WHAT YOU HAVE TO DO: Once every line containing "that" has been counted, report the total for the data and nothing else.

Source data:
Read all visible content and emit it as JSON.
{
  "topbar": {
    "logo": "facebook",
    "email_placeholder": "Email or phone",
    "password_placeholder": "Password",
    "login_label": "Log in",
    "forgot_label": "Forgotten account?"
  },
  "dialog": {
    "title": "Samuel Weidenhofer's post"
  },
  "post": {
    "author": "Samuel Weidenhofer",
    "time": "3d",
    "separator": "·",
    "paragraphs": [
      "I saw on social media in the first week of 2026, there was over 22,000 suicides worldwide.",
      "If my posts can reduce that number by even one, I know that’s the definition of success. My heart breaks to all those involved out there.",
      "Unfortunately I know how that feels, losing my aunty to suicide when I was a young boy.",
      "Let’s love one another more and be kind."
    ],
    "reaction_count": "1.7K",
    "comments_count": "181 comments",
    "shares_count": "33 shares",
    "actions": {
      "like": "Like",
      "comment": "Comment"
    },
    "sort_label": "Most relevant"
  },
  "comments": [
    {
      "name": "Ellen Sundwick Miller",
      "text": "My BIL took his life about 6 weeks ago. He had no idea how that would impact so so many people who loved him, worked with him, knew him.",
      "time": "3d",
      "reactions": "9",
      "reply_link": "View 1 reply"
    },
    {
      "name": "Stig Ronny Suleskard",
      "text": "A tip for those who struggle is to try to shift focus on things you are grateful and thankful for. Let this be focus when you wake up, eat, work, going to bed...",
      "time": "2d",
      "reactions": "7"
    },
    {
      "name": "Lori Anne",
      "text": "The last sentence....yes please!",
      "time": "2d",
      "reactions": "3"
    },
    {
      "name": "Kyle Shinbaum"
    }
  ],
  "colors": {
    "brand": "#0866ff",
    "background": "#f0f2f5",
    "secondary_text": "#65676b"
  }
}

SOLUTION: 3